→ EXERCISE INSTRUCTIONS: Pick each line that has "JSON" out of the records.

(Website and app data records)

┄┄┄┄┄┄

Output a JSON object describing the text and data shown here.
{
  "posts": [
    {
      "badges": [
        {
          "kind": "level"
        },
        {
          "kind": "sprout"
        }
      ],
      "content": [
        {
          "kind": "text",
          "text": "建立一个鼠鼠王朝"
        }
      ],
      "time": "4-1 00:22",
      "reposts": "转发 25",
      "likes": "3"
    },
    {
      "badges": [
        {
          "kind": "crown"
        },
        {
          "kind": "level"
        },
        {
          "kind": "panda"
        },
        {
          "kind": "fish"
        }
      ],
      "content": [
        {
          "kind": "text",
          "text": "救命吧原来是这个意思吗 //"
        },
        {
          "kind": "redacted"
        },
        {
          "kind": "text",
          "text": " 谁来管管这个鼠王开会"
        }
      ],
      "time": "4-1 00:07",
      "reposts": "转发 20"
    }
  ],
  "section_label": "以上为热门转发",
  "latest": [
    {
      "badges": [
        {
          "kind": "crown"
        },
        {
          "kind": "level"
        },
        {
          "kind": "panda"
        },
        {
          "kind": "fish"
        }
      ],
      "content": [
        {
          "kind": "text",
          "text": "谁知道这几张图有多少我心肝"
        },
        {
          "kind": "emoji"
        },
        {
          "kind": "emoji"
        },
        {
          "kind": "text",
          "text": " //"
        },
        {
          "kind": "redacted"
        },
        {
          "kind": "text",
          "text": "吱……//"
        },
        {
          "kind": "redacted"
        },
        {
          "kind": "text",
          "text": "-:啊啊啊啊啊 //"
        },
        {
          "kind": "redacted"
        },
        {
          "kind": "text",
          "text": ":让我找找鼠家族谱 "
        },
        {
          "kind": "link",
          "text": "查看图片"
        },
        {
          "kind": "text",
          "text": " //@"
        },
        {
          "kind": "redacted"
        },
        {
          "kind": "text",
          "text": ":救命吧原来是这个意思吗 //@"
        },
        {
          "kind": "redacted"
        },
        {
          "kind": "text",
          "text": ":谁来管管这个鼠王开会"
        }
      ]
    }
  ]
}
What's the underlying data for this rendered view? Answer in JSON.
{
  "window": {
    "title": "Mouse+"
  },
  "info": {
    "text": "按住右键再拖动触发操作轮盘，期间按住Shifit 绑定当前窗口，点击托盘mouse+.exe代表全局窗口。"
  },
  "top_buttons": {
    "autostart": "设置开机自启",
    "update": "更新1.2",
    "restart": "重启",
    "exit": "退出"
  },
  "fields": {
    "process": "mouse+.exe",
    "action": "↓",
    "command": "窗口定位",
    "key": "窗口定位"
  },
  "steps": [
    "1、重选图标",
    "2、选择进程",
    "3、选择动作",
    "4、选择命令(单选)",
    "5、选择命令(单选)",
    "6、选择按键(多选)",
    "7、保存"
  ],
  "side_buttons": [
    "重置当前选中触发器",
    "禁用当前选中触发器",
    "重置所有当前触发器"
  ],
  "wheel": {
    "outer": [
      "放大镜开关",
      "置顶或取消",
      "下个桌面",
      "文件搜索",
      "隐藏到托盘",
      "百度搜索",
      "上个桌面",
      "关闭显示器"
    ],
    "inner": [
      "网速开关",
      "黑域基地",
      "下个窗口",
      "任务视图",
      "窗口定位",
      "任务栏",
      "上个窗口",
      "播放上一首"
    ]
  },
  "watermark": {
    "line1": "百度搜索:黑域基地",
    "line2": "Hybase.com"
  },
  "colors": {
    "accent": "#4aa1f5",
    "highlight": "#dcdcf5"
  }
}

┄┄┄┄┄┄

→ YOUR RESPONSE:
Output a JSON object describing the text and data shown here.
What's the underlying data for this rendered view? Answer in JSON.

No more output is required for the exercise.